During a recent interview with Axios, senior White House adviser Jared Kushner, who is close with the Saudi crown prince, refused to blame him directly for Khashoggi’s murder.
The White House did not immediately respond Tuesday when asked for comment.
The Trump administration has long viewed Saudi Arabia as a key strategic ally as part of its long-term campaign to deter Iran’s influence in the Middle East. In Yemen’s civil war, the Saudi coalition is fighting against Iran-backed Houthi rebels.
Kaine began asking for the information about U.S. nuclear transfers during public hearings more than two months ago. After Kaine’s requests went unanswered by the administration, Senate Foreign Relations Committee Chairman James Risch (R-Idaho) stepped in and demanded a response.
The Energy Department has been engaged in negotiations with Riyadh that would allow U.S. companies to build nuclear facilities in Saudi Arabia. Last year, five Republican senators called on Energy Secretary Rick Perry to suspend those civilian-level nuclear talks with Saudi Arabia after Khashoggi was murdered, citing fears that the kingdom could develop nuclear weapons of their own.
Last month, Khashoggi’s fiancée Hatice Cengiz gave emotional testimony on Capitol Hill, urging the Trump administration to hold Saudi Arabia accountable over the murder.

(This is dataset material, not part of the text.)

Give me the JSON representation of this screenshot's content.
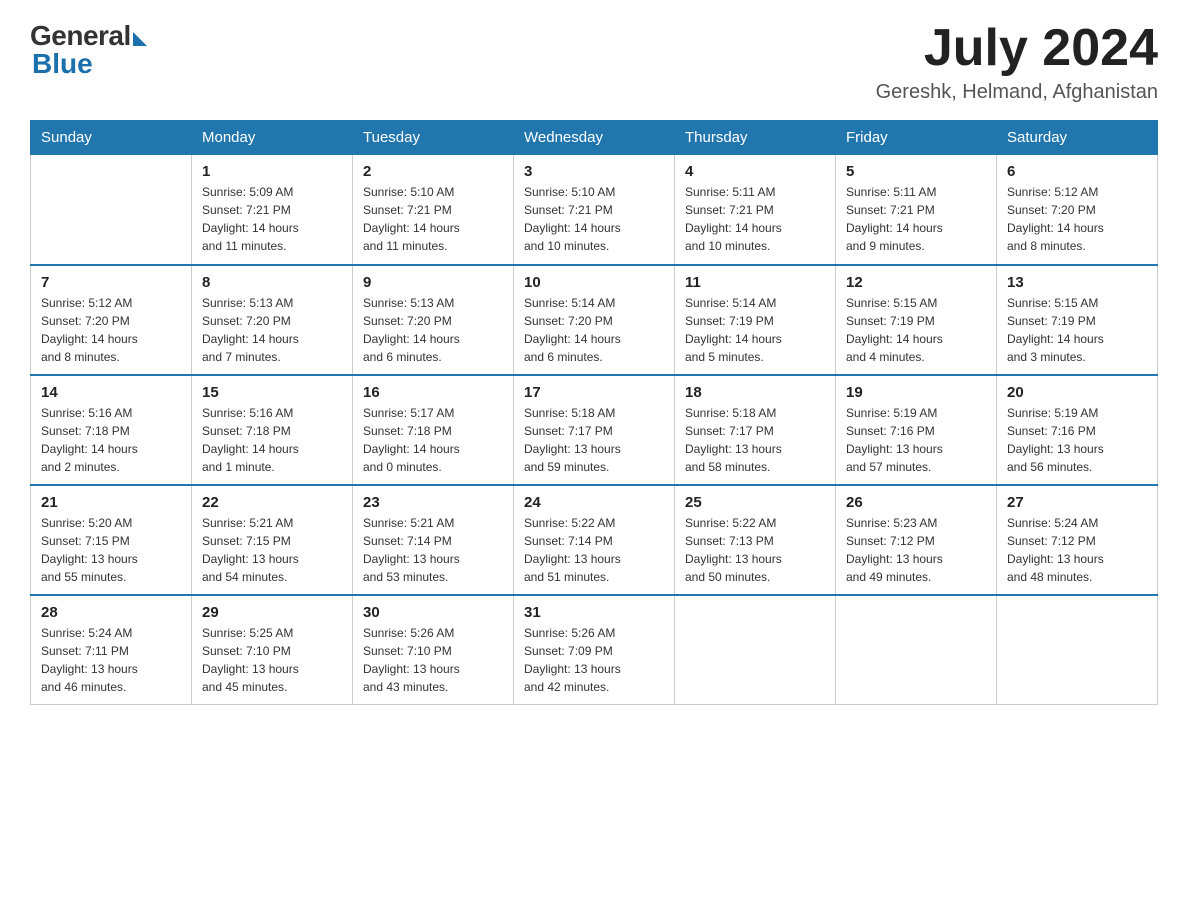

Cengiz was waiting outside the Saudi consulate in Istanbul where Khashoggi was killed and his body was dismembered.